In 2011, military health program TRICARE announced that several of their computer tapes were stolen. The tapes in question were backup tapes of a military electronic health-record system that was in use from 1992 to 2011 and reportedly held the personal health information (PHI) of approximately 4.9 million subscribers.

The breach occurred when a TRICARE employee was tasked with transporting the tapes to an off-site storage facility as part of the company’s routine backup procedure, and the employee’s car was subsequently burglarized. While no financial information was held on the tapes, information pertaining to Social Security numbers, addresses and contact information, and even personal health data such as clinical notes, prescriptions, and laboratory tests were among the data stored.

While the military insurance carrier deemed the breach as a low risk to the affected individuals, only some of the information had been encrypted, meaning that most of the information would be fairly easy to pull and use for illegal purposes.


A common denominator in the data breaches above is not only human error but the misuse during storing and transporting of drives containing sensitive information. We understand that destruction does not always happen immediately after the drives and data are deemed end-of-life. Businesses may not have the proper equipment in-house or budget to outsource destruction, but it is this reason in particular why we at SEM stress that precautions and protocols should be in place to securely store and protect all data once it meets its end-of-life.

Whether the company is a small business, government agency, or health insurance carrier, all information and data should be locked up in a secure location, regardless of its end-of-life status. By leaving drives, whether encrypted or not, in unlocked office desk drawers, easily accessible boxes, or even in your personal vehicle and home, they are left vulnerable to hackers and thieves, and carelessness. We have more information on how to properly store your end-of-life data while awaiting destruction in this blog post.

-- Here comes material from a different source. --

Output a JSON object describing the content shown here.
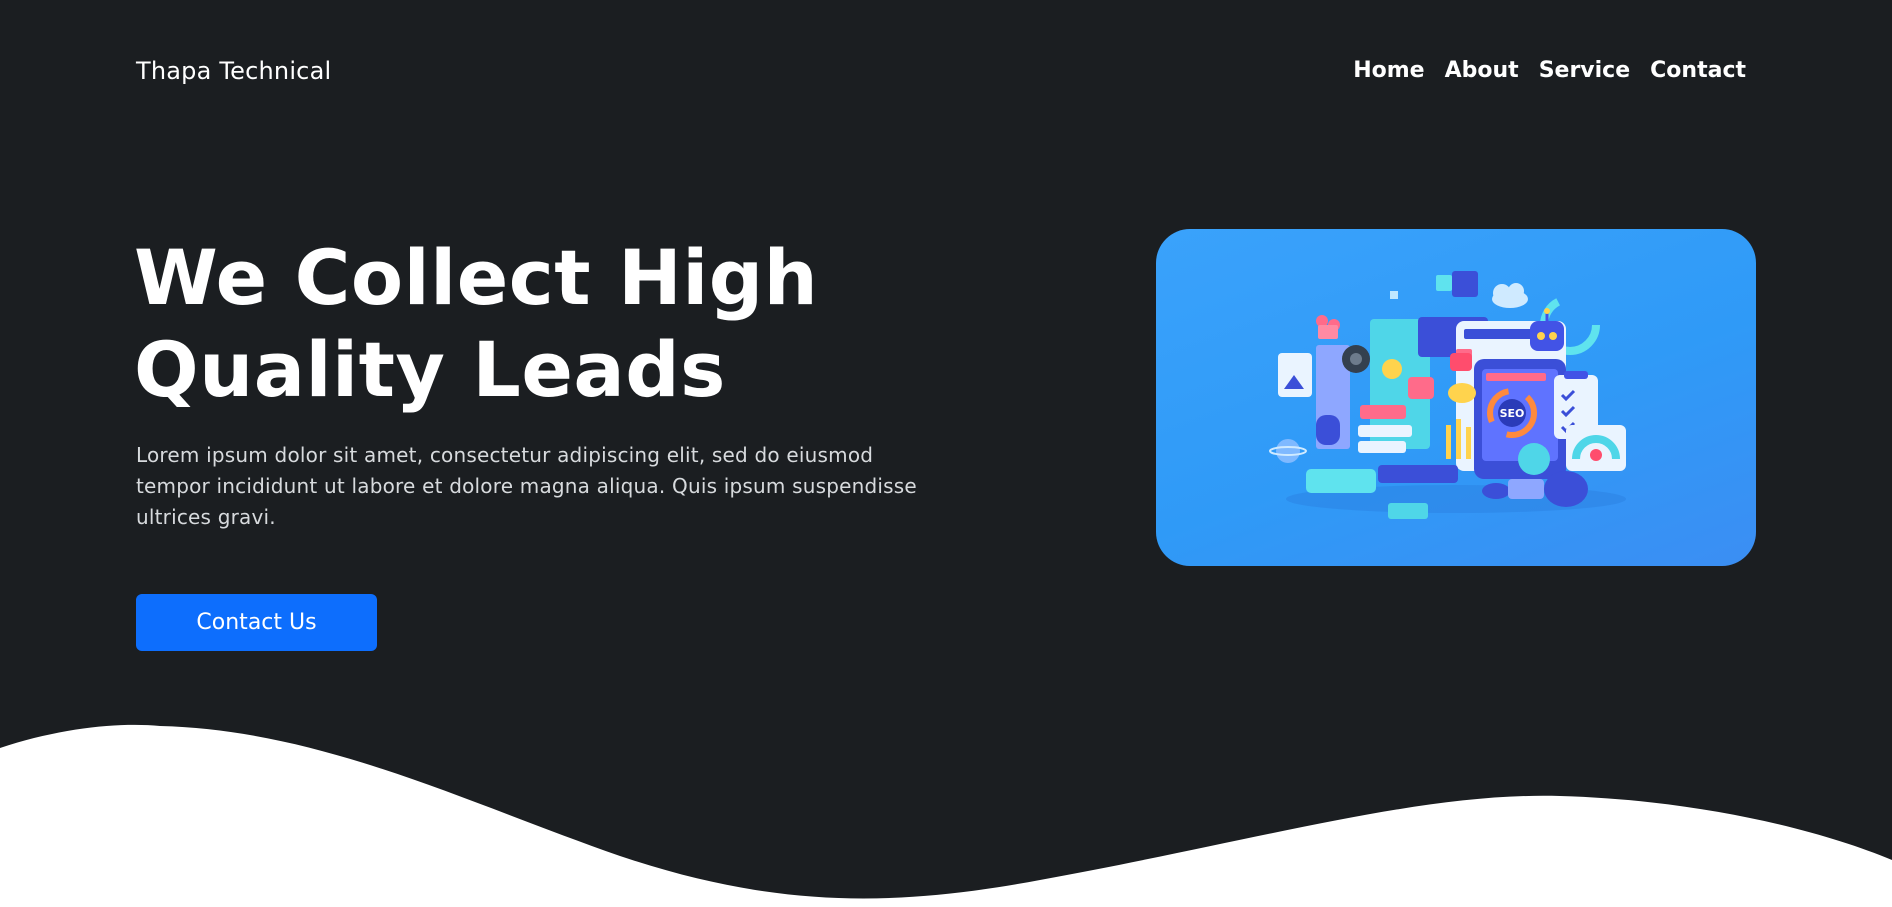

When it comes to the destruction of data, it is always best practice to have an in-house destruction plan in place. At SEM, we have an array of various high-quality, high security NSA listed/CUI and unclassified magnetic media degaussers, IT crushers, and enterprise IT shredders to meet any regulation. Any one of our exceptional sales team members are more than happy to help answer any questions you may have and help determine which machine will best meet your company or federally regulated destruction needs.